“No sooner had he dropped the 11th-hour witness on our doorstep than he whisked him away,” writes Ashton.
On the left was an express lane of sorts—I saw Jesse Jackson whisked down it, and could only think, "Nuts!"
The royals spent a few minutes shaking hands until they were whisked inside.
Before he could grab a bottled water, he was whisked away to do a Q&A for an audience of three thousand.
The squid enveloped the jig with its tentacles and would be whisked aboard squirting sepia in protest.
He whisked through the hole spryly and was back again in no time.
In due course, however, she was whisked away from the footlights and sent abroad to be educated.
Patty whisked out, and Carry knew she should go to her sewing.
Lois and her four assistants had whisked the coverings from the furniture and restored something like an air of life.
late 14c., "quick stroke, sweeping movement," probably from Old Norse visk "wisp," from Proto-Germanic *wisk- "move quickly" (cf. Middle Dutch wisch, Dutch wis, Old High German wisc, German wisch "wisp, brush"), from PIE root *weis- "to turn, twist" (cf. Sanskrit veskah "noose," Czech vechet "a wisp of straw"). Meaning "implement for beating eggs, etc." first recorded 1570s.

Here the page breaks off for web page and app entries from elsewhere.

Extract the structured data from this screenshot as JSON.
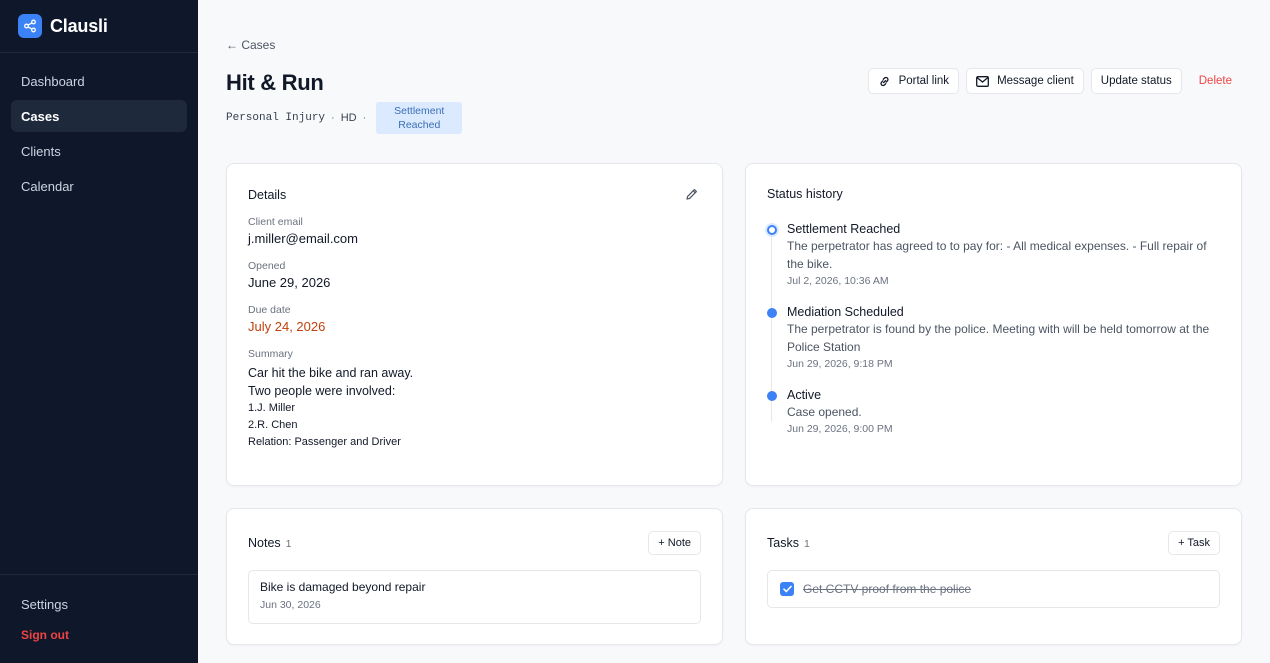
{
  "brand": {
    "name": "Clausli"
  },
  "nav": [
    {
      "label": "Dashboard"
    },
    {
      "label": "Cases"
    },
    {
      "label": "Clients"
    },
    {
      "label": "Calendar"
    }
  ],
  "sidebar_footer": {
    "settings": "Settings",
    "sign_out": "Sign out"
  },
  "breadcrumb": {
    "back": "← Cases"
  },
  "case": {
    "title": "Hit & Run",
    "type": "Personal Injury",
    "separator": "·",
    "initials": "HD",
    "status_line1": "Settlement",
    "status_line2": "Reached"
  },
  "actions": {
    "portal_link": "Portal link",
    "message_client": "Message client",
    "update_status": "Update status",
    "delete": "Delete"
  },
  "details": {
    "title": "Details",
    "client_email_label": "Client email",
    "client_email": "j.miller@email.com",
    "opened_label": "Opened",
    "opened": "June 29, 2026",
    "due_label": "Due date",
    "due": "July 24, 2026",
    "summary_label": "Summary",
    "summary_line1": "Car hit the bike and ran away.",
    "summary_line2": "Two people were involved:",
    "summary_line3": "1.J. Miller",
    "summary_line4": "2.R. Chen",
    "summary_line5": "Relation: Passenger and Driver"
  },
  "history": {
    "title": "Status history",
    "items": [
      {
        "status": "Settlement Reached",
        "note": "The perpetrator has agreed to to pay for: - All medical expenses. - Full repair of the bike.",
        "time": "Jul 2, 2026, 10:36 AM"
      },
      {
        "status": "Mediation Scheduled",
        "note": "The perpetrator is found by the police. Meeting with will be held tomorrow at the Police Station",
        "time": "Jun 29, 2026, 9:18 PM"
      },
      {
        "status": "Active",
        "note": "Case opened.",
        "time": "Jun 29, 2026, 9:00 PM"
      }
    ]
  },
  "notes": {
    "title": "Notes",
    "count": "1",
    "add_label": "+ Note",
    "items": [
      {
        "text": "Bike is damaged beyond repair",
        "date": "Jun 30, 2026"
      }
    ]
  },
  "tasks": {
    "title": "Tasks",
    "count": "1",
    "add_label": "+ Task",
    "items": [
      {
        "text": "Get CCTV proof from the police",
        "done": true
      }
    ]
  },
  "colors": {
    "accent": "#3b82f6",
    "danger": "#ef4444",
    "due": "#c2410c",
    "sidebar": "#0f172a"
  }
}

late 15c., from a Scandinavian source (cf. Danish viske, Norwegian, Swedish viska) related to Old English wiscian "to plait," weoxian "to clean" (with a whisk or brush), granwisc "awn" (see whisk (n.)). Related: Whisked; whisking.